## Work item
Print every entry exactly as it appears, but skip the pictures.

Page and application data records
________________________________________

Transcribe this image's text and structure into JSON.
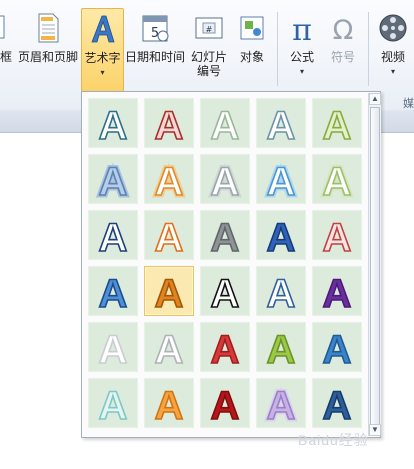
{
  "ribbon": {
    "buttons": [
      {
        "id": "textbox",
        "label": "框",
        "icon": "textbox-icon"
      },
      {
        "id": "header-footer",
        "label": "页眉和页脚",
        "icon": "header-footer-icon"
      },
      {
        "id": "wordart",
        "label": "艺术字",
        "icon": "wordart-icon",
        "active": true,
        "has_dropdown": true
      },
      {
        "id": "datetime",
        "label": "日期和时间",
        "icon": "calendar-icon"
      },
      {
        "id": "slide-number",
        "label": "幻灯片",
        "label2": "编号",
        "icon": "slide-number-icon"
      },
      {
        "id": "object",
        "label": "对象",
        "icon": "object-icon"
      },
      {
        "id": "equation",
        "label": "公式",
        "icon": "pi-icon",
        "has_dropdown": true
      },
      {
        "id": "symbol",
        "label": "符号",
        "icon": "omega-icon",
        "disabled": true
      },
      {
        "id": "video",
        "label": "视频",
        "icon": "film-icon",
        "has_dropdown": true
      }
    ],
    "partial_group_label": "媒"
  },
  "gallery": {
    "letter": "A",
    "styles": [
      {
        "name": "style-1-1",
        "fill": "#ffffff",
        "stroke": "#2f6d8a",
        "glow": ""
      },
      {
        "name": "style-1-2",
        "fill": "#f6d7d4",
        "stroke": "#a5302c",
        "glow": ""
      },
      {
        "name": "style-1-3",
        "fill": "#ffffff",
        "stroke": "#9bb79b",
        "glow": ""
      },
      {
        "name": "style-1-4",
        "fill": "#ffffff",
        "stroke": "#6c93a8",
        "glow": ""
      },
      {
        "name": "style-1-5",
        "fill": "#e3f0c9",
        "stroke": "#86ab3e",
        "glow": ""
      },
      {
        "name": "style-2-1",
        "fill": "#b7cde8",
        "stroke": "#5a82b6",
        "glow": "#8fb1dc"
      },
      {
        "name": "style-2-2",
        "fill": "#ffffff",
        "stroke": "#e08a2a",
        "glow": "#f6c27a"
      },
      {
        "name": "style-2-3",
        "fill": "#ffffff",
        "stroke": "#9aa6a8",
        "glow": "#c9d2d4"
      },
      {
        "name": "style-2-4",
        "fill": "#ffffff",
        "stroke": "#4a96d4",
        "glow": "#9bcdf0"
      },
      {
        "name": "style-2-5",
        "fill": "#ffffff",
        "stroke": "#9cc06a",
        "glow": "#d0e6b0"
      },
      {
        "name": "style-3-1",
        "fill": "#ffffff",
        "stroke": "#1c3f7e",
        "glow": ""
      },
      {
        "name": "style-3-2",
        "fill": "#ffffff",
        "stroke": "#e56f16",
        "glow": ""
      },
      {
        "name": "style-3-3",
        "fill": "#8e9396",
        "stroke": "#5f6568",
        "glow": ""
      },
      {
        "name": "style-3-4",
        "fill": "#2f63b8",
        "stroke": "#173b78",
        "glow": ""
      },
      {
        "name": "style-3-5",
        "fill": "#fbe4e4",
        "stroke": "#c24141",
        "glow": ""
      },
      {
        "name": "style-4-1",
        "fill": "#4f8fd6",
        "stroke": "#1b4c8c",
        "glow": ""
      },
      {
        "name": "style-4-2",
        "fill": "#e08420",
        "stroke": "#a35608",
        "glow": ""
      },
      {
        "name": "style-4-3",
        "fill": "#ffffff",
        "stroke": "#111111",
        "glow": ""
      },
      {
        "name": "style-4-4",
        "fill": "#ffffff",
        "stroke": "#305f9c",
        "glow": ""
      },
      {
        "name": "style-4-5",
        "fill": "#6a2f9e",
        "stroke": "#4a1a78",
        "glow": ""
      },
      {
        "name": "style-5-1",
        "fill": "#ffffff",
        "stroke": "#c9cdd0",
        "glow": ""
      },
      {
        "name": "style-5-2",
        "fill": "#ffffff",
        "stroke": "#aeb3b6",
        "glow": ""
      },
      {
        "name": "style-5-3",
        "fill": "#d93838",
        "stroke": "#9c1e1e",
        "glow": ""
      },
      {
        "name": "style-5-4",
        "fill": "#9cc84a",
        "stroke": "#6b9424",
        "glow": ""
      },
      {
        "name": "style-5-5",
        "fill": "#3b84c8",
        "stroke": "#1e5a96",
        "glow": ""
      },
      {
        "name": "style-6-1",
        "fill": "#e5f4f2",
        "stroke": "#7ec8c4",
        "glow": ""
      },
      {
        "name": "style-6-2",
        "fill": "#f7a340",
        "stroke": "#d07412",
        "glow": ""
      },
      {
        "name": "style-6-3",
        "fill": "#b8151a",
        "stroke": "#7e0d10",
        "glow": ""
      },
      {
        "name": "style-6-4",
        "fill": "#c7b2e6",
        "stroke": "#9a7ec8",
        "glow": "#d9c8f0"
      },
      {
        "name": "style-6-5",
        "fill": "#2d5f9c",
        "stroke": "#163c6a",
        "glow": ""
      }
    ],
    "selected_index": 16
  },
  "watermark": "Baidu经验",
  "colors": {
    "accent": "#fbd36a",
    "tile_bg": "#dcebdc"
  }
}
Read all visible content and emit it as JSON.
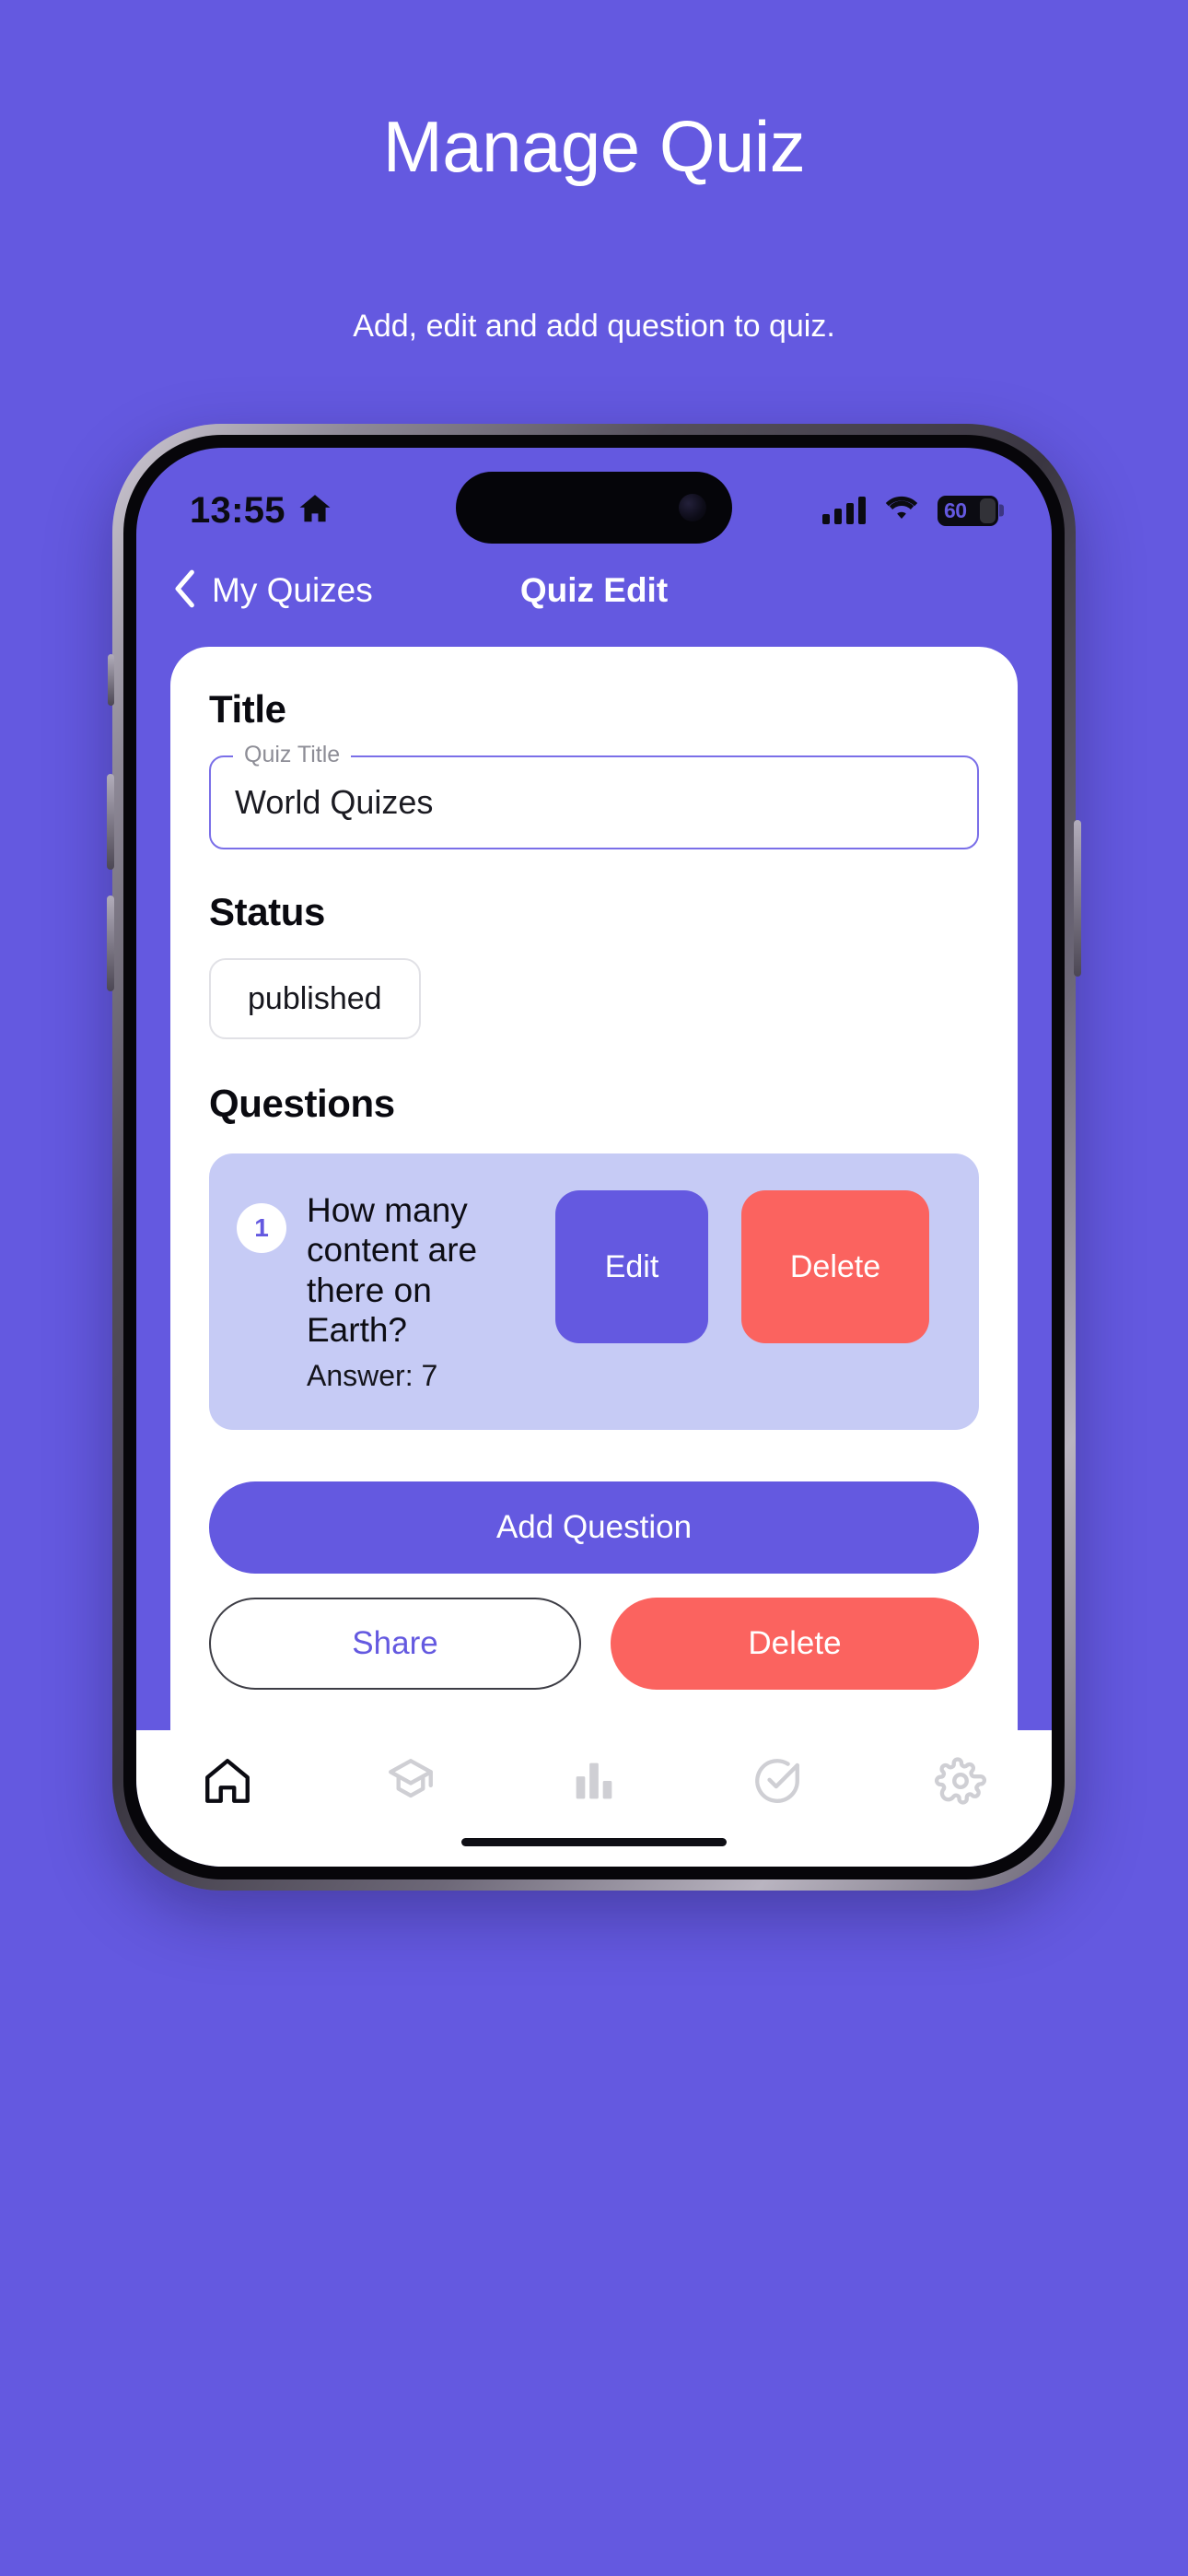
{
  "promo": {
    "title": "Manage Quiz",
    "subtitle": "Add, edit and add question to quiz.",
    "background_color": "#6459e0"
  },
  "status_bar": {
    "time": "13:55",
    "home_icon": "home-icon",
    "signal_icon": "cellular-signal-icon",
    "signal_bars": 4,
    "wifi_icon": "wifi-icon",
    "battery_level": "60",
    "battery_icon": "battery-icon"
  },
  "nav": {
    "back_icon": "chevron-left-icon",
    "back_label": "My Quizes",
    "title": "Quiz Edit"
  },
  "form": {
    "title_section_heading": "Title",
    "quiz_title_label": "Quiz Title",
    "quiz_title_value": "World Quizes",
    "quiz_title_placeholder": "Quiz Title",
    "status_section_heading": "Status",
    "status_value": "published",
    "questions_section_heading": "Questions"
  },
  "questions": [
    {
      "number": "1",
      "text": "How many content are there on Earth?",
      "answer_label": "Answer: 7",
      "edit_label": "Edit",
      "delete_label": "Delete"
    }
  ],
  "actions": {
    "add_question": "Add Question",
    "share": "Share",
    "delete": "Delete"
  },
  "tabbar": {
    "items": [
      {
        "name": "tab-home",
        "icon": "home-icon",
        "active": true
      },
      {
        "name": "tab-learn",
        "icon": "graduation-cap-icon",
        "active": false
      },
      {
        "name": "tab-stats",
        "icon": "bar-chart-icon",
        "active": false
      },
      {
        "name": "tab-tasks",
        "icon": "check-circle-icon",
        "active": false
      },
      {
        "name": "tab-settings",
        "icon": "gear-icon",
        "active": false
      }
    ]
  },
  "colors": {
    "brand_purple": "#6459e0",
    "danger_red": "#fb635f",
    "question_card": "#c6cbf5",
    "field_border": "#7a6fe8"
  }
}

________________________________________

## Output
Transcribe this image's text and structure into JSON.
{
  "ribbon": {
    "buttons": [
      {
        "id": "textbox",
        "label": "框",
        "icon": "textbox-icon"
      },
      {
        "id": "header-footer",
        "label": "页眉和页脚",
        "icon": "header-footer-icon"
      },
      {
        "id": "wordart",
        "label": "艺术字",
        "icon": "wordart-icon",
        "active": true,
        "has_dropdown": true
      },
      {
        "id": "datetime",
        "label": "日期和时间",
        "icon": "calendar-icon"
      },
      {
        "id": "slide-number",
        "label": "幻灯片",
        "label2": "编号",
        "icon": "slide-number-icon"
      },
      {
        "id": "object",
        "label": "对象",
        "icon": "object-icon"
      },
      {
        "id": "equation",
        "label": "公式",
        "icon": "pi-icon",
        "has_dropdown": true
      },
      {
        "id": "symbol",
        "label": "符号",
        "icon": "omega-icon",
        "disabled": true
      },
      {
        "id": "video",
        "label": "视频",
        "icon": "film-icon",
        "has_dropdown": true
      }
    ],
    "partial_group_label": "媒"
  },
  "gallery": {
    "letter": "A",
    "styles": [
      {
        "name": "style-1-1",
        "fill": "#ffffff",
        "stroke": "#2f6d8a",
        "glow": ""
      },
      {
        "name": "style-1-2",
        "fill": "#f6d7d4",
        "stroke": "#a5302c",
        "glow": ""
      },
      {
        "name": "style-1-3",
        "fill": "#ffffff",
        "stroke": "#9bb79b",
        "glow": ""
      },
      {
        "name": "style-1-4",
        "fill": "#ffffff",
        "stroke": "#6c93a8",
        "glow": ""
      },
      {
        "name": "style-1-5",
        "fill": "#e3f0c9",
        "stroke": "#86ab3e",
        "glow": ""
      },
      {
        "name": "style-2-1",
        "fill": "#b7cde8",
        "stroke": "#5a82b6",
        "glow": "#8fb1dc"
      },
      {
        "name": "style-2-2",
        "fill": "#ffffff",
        "stroke": "#e08a2a",
        "glow": "#f6c27a"
      },
      {
        "name": "style-2-3",
        "fill": "#ffffff",
        "stroke": "#9aa6a8",
        "glow": "#c9d2d4"
      },
      {
        "name": "style-2-4",
        "fill": "#ffffff",
        "stroke": "#4a96d4",
        "glow": "#9bcdf0"
      },
      {
        "name": "style-2-5",
        "fill": "#ffffff",
        "stroke": "#9cc06a",
        "glow": "#d0e6b0"
      },
      {
        "name": "style-3-1",
        "fill": "#ffffff",
        "stroke": "#1c3f7e",
        "glow": ""
      },
      {
        "name": "style-3-2",
        "fill": "#ffffff",
        "stroke": "#e56f16",
        "glow": ""
      },
      {
        "name": "style-3-3",
        "fill": "#8e9396",
        "stroke": "#5f6568",
        "glow": ""
      },
      {
        "name": "style-3-4",
        "fill": "#2f63b8",
        "stroke": "#173b78",
        "glow": ""
      },
      {
        "name": "style-3-5",
        "fill": "#fbe4e4",
        "stroke": "#c24141",
        "glow": ""
      },
      {
        "name": "style-4-1",
        "fill": "#4f8fd6",
        "stroke": "#1b4c8c",
        "glow": ""
      },
      {
        "name": "style-4-2",
        "fill": "#e08420",
        "stroke": "#a35608",
        "glow": ""
      },
      {
        "name": "style-4-3",
        "fill": "#ffffff",
        "stroke": "#111111",
        "glow": ""
      },
      {
        "name": "style-4-4",
        "fill": "#ffffff",
        "stroke": "#305f9c",
        "glow": ""
      },
      {
        "name": "style-4-5",
        "fill": "#6a2f9e",
        "stroke": "#4a1a78",
        "glow": ""
      },
      {
        "name": "style-5-1",
        "fill": "#ffffff",
        "stroke": "#c9cdd0",
        "glow": ""
      },
      {
        "name": "style-5-2",
        "fill": "#ffffff",
        "stroke": "#aeb3b6",
        "glow": ""
      },
      {
        "name": "style-5-3",
        "fill": "#d93838",
        "stroke": "#9c1e1e",
        "glow": ""
      },
      {
        "name": "style-5-4",
        "fill": "#9cc84a",
        "stroke": "#6b9424",
        "glow": ""
      },
      {
        "name": "style-5-5",
        "fill": "#3b84c8",
        "stroke": "#1e5a96",
        "glow": ""
      },
      {
        "name": "style-6-1",
        "fill": "#e5f4f2",
        "stroke": "#7ec8c4",
        "glow": ""
      },
      {
        "name": "style-6-2",
        "fill": "#f7a340",
        "stroke": "#d07412",
        "glow": ""
      },
      {
        "name": "style-6-3",
        "fill": "#b8151a",
        "stroke": "#7e0d10",
        "glow": ""
      },
      {
        "name": "style-6-4",
        "fill": "#c7b2e6",
        "stroke": "#9a7ec8",
        "glow": "#d9c8f0"
      },
      {
        "name": "style-6-5",
        "fill": "#2d5f9c",
        "stroke": "#163c6a",
        "glow": ""
      }
    ],
    "selected_index": 16
  },
  "watermark": "Baidu经验",
  "colors": {
    "accent": "#fbd36a",
    "tile_bg": "#dcebdc"
  }
}
Read all visible content and emit it as JSON.
{
  "promo": {
    "title": "Manage Quiz",
    "subtitle": "Add, edit and add question to quiz.",
    "background_color": "#6459e0"
  },
  "status_bar": {
    "time": "13:55",
    "home_icon": "home-icon",
    "signal_icon": "cellular-signal-icon",
    "signal_bars": 4,
    "wifi_icon": "wifi-icon",
    "battery_level": "60",
    "battery_icon": "battery-icon"
  },
  "nav": {
    "back_icon": "chevron-left-icon",
    "back_label": "My Quizes",
    "title": "Quiz Edit"
  },
  "form": {
    "title_section_heading": "Title",
    "quiz_title_label": "Quiz Title",
    "quiz_title_value": "World Quizes",
    "quiz_title_placeholder": "Quiz Title",
    "status_section_heading": "Status",
    "status_value": "published",
    "questions_section_heading": "Questions"
  },
  "questions": [
    {
      "number": "1",
      "text": "How many content are there on Earth?",
      "answer_label": "Answer: 7",
      "edit_label": "Edit",
      "delete_label": "Delete"
    }
  ],
  "actions": {
    "add_question": "Add Question",
    "share": "Share",
    "delete": "Delete"
  },
  "tabbar": {
    "items": [
      {
        "name": "tab-home",
        "icon": "home-icon",
        "active": true
      },
      {
        "name": "tab-learn",
        "icon": "graduation-cap-icon",
        "active": false
      },
      {
        "name": "tab-stats",
        "icon": "bar-chart-icon",
        "active": false
      },
      {
        "name": "tab-tasks",
        "icon": "check-circle-icon",
        "active": false
      },
      {
        "name": "tab-settings",
        "icon": "gear-icon",
        "active": false
      }
    ]
  },
  "colors": {
    "brand_purple": "#6459e0",
    "danger_red": "#fb635f",
    "question_card": "#c6cbf5",
    "field_border": "#7a6fe8"
  }
}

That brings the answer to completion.